More meatloaf variations

  • Ground beef, ground buffalo,
    nutmeg, cumin, cayenne, chili sauce, garlic, breadcrumbs, eggs and
    other seasonings

Jimmy’s An American Restaurant& Bar; Aspen, Colorado

 

  • Ground beef and pork with additions that change seasonally, such as wild mushrooms in the spring and roasted pimento peppers in the summer

Watershed on Peachtree; Atlanta

 

SERIOUSLY? YES.

Chef Mike Johnson pairs meatloaf
melted on garlic cheese bread at Sugarfire Smoke House in St. Louis. 

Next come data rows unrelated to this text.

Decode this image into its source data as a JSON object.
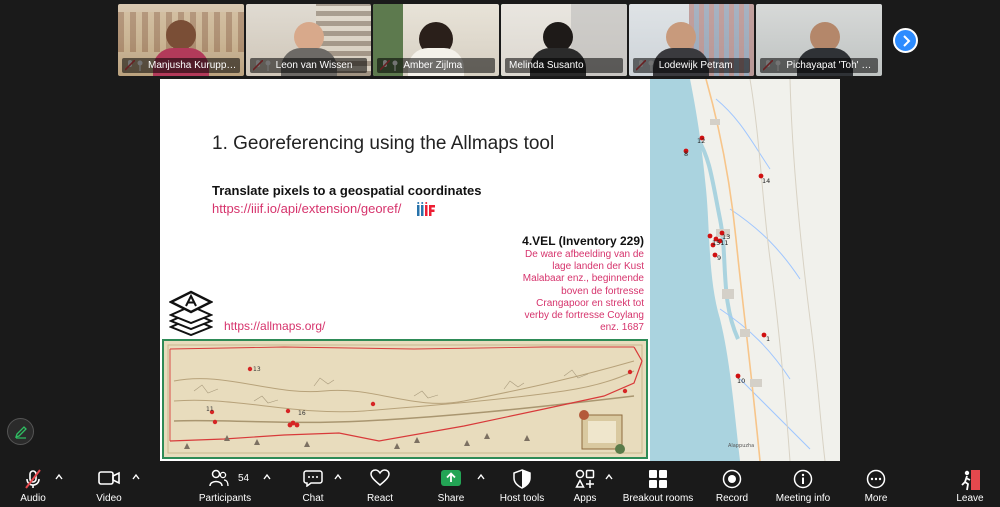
{
  "participants_gallery": [
    {
      "name": "Manjusha Kuruppa..."
    },
    {
      "name": "Leon van Wissen"
    },
    {
      "name": "Amber Zijlma"
    },
    {
      "name": "Melinda Susanto"
    },
    {
      "name": "Lodewijk Petram"
    },
    {
      "name": "Pichayapat 'Toh' Naisu..."
    }
  ],
  "slide": {
    "title": "1. Georeferencing using the Allmaps tool",
    "subtitle": "Translate pixels to a geospatial coordinates",
    "link1": "https://iiif.io/api/extension/georef/",
    "link2": "https://allmaps.org/",
    "vel_title": "4.VEL (Inventory 229)",
    "vel_lines": [
      "De ware afbeelding van de",
      "lage landen der Kust",
      "Malabaar enz., beginnende",
      "boven de fortresse",
      "Crangapoor en strekt tot",
      "verby de fortresse Coylang",
      "enz. 1687"
    ]
  },
  "map_labels": {
    "m12": "12",
    "m8": "8",
    "m14": "14",
    "m13": "13",
    "mgroup": "1511",
    "m9": "9",
    "m1": "1",
    "m10": "10",
    "place": "Alappuzha",
    "old_a": "13",
    "old_b": "11",
    "old_c": "16"
  },
  "toolbar": {
    "audio": "Audio",
    "video": "Video",
    "participants": "Participants",
    "participants_count": "54",
    "chat": "Chat",
    "react": "React",
    "share": "Share",
    "host_tools": "Host tools",
    "apps": "Apps",
    "breakout": "Breakout rooms",
    "record": "Record",
    "meeting_info": "Meeting info",
    "more": "More",
    "leave": "Leave"
  },
  "colors": {
    "accent_green": "#2fbf63",
    "share_green": "#23a455",
    "link_pink": "#d6336c",
    "mute_red": "#e5484d",
    "zoom_blue": "#2d8cff"
  }
}
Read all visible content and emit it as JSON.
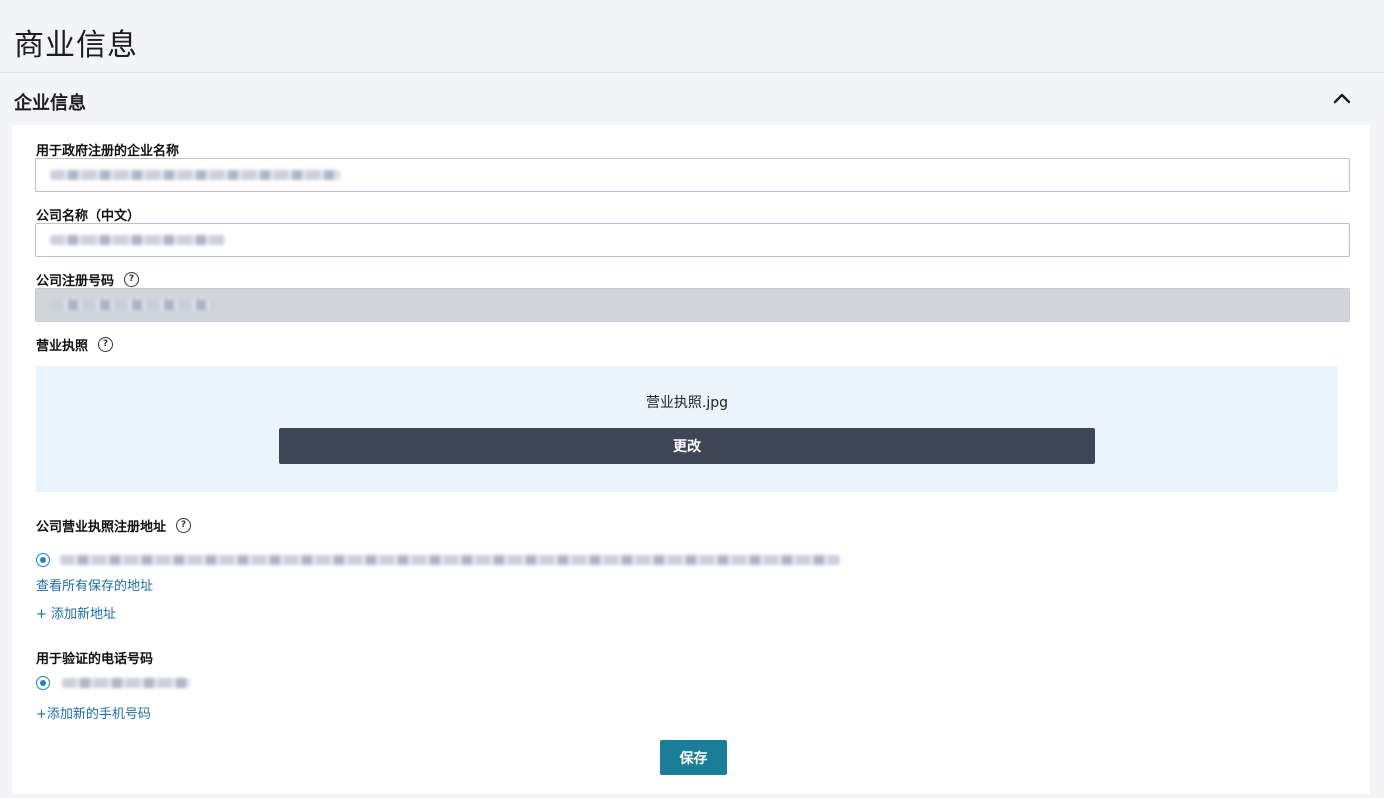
{
  "page": {
    "title": "商业信息"
  },
  "section": {
    "title": "企业信息",
    "expanded": true,
    "toggle_icon": "chevron-up-icon"
  },
  "fields": {
    "gov_name": {
      "label": "用于政府注册的企业名称",
      "value": ""
    },
    "cn_name": {
      "label": "公司名称（中文）",
      "value": ""
    },
    "reg_number": {
      "label": "公司注册号码",
      "value": "",
      "disabled": true,
      "help_icon": "help-circle-icon"
    },
    "license": {
      "label": "营业执照",
      "help_icon": "help-circle-icon",
      "file_name": "营业执照.jpg",
      "change_label": "更改"
    },
    "address": {
      "label": "公司营业执照注册地址",
      "help_icon": "help-circle-icon",
      "view_all_link": "查看所有保存的地址",
      "add_link": "+ 添加新地址"
    },
    "phone": {
      "label": "用于验证的电话号码",
      "add_link": "+添加新的手机号码"
    }
  },
  "actions": {
    "save_label": "保存"
  },
  "colors": {
    "change_button": "#3e4656",
    "save_button": "#1a7e99",
    "link": "#1e6da8",
    "radio": "#1b83c6",
    "upload_bg": "#eaf4fd"
  }
}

A variation includes a half-cup of spaghetti tossed with marinara and sandwiched with the meatloaf between bread. It’s a customer favorite, he says.